Out of the blue, I dreamed of friend L’s sister who complained of being left all alone because L moved away. Why I dreamed about them at all was beyond me.wordsagain We weren’t close. It was strange.

Imagine my surprise when I received a call from L, who had moved to L.A., where I lived. Can you explain that?

goodscaredladyinbed

I awoke distraught.

Another morning I awoke distraught. I felt a band of iron around my chest. I’d had a terrible nightmare in which my mother (in Montreal) was crying. Although I tried and tried to, I couldn’t reach her. I telephoned her immediately.

She was in tears. She was frightened. My dad was out of town on business and had been hospitalized. My brother had gone to see him. Mom didn’t know exactly what happened and so thought the worst. Was she thinking of me? I think so….

blkwhtnews

He was reading my column!

When I moved to Vancouver from L.A., I called newspapers looking for a job. One editor said he was reading a column of mine covering the arts (in an L.A. paper) at that very moment — and it was better than theirs. What a coincidence. Can you believe that? Another employee had been to L.A. and had picked up that issue. End of story? The editor felt it was meant to be. I was hired.

In 1998, covering the Seniors’ Summit, I saw a lady performing Tai Chi. I wondered if it might help our Vestibular disorders group. I climbed down to her but she was gone and the cards she had left on a table were gone too. Oh well…

 

Terukoteaching

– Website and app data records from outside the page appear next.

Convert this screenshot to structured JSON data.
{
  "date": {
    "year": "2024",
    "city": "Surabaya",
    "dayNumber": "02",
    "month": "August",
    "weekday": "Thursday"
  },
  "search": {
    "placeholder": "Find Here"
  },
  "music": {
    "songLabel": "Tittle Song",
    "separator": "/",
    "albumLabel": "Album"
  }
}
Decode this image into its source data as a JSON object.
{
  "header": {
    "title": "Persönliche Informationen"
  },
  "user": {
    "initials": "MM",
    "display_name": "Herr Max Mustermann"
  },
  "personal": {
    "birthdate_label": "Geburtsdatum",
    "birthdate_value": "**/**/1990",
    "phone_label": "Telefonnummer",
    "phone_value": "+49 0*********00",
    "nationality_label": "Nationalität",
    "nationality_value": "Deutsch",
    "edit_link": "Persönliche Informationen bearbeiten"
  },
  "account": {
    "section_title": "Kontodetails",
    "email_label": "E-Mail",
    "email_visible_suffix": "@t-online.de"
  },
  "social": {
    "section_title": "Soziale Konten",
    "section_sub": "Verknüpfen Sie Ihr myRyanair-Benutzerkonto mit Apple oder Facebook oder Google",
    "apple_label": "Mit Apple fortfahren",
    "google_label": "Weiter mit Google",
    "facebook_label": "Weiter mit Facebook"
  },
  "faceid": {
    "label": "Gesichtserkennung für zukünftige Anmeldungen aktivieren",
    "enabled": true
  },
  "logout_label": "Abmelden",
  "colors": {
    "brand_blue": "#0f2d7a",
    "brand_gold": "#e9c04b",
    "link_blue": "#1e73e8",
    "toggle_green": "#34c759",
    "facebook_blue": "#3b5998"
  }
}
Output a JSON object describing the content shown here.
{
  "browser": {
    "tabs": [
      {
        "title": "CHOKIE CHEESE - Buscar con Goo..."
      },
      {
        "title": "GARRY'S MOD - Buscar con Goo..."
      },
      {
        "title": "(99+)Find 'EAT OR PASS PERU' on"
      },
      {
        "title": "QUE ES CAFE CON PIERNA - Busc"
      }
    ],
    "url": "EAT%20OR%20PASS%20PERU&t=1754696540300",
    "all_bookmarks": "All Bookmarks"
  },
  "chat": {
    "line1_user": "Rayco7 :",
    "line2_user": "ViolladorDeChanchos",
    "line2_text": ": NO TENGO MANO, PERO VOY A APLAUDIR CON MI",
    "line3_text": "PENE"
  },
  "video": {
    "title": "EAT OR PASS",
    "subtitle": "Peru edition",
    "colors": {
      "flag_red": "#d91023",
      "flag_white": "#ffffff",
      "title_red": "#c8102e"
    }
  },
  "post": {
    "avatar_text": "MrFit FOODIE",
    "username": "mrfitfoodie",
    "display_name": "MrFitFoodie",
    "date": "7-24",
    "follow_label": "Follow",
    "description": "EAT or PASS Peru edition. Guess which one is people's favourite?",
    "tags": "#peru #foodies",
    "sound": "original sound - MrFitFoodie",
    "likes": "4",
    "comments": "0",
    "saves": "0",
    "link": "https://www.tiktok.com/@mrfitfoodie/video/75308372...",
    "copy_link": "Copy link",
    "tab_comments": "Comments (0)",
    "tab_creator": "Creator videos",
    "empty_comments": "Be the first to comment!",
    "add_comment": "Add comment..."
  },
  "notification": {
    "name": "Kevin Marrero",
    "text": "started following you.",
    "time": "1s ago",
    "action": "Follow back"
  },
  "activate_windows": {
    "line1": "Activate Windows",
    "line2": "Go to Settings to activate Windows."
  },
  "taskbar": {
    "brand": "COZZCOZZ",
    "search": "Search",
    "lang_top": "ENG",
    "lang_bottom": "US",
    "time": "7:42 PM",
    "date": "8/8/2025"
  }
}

Teruko taught us for 12 years and helped many

Soon afterwards, I ran into a fellow I knew at a concert. He introduced me to his guest.

‘My, you look like a woman I saw doing Tai Chi at the Seniors’ Summit.’ I ventured.

‘That was me!’ she declared.

Teruko Uedo taught our Tai Chi class, helping many of us, for 12 years until she moved away.

These are just a few stories of many. And so I do believe weird stuff happens…..

Song of China

Mom, thinking 2

China always intrigued me. As a child I read Pearl Buck’s books, and later happily studied Chinese history, literature and philosophers at our local university.

Confucius

Confucius. We also learned about Laozi, Mencius, Zhu Xi, and Mozi, all great minds.

 

 

When the country opened, if just a little, after the Tiananmen Square Massacre (1989), I finally visited in 1991, after obsessing about China for years.

 

 

 

Tiananmen Square Massacre1989

Tanks in Tiananmen Square, 1989

Many died in the Tiananmen Square Massacre. We’ll probably never know how many. Our group were some of the first tourists to visit afterwards, so I was not surprised at the mixed reactions we created.

 

 

Tiananmen Square1989

Tiananmen Square, Beijing, where a man said ‘Go back to your country.’ and meant it.

 

The presence of many soldiers throughout the cities made me uncomfortable, I wasn’t used to so many military men in the streets. Were they following us?

 

 

 

protests

Protests, Tiananmen Square, 1989

Shopping district Shanghai

I wrote about China being ‘wall-to-wall’ people. They took us to this shopping district in Shanghai.

I’m not a shopper nor used to crowds, and so was terrified at the crush of people in the shopping district of Shanghai. Hans and I just fought our way across the sidewalk to dash back to our bus before it left to park. We sat in it talking as we waited for the others to return.

We think of the Great Wall as one of the wonders of the world, but I considered the bus drivers, who managed to get us safely from one place to another in the insane traffic as the real wonders of the world.

I wrote this  little poem to read from the top of the famous Great Wall of China as a tribute to the many brilliant Chinese poets I’d read through the years.

touristswall

I did read my poem from the top of the wall in Beijing. The many tourists ignored me, which was just as well.

 

Song of China

Oh, revered Chinese poets and scribes
Who have given beauty in song for ages
Hear these unworthy words I offer you
As they drift softly on the winds of your land
Where my breath and presence
Are but a wink in eternity.

I humbly give you this song as a tribute
To the beauty and wisdom you give me
With your words which will endure forever.
May this little poem, in my foreign tongue,
Please the ears of your spirits, who hover
Around me In the heavens above China.

Wall#1

The Great Wall of China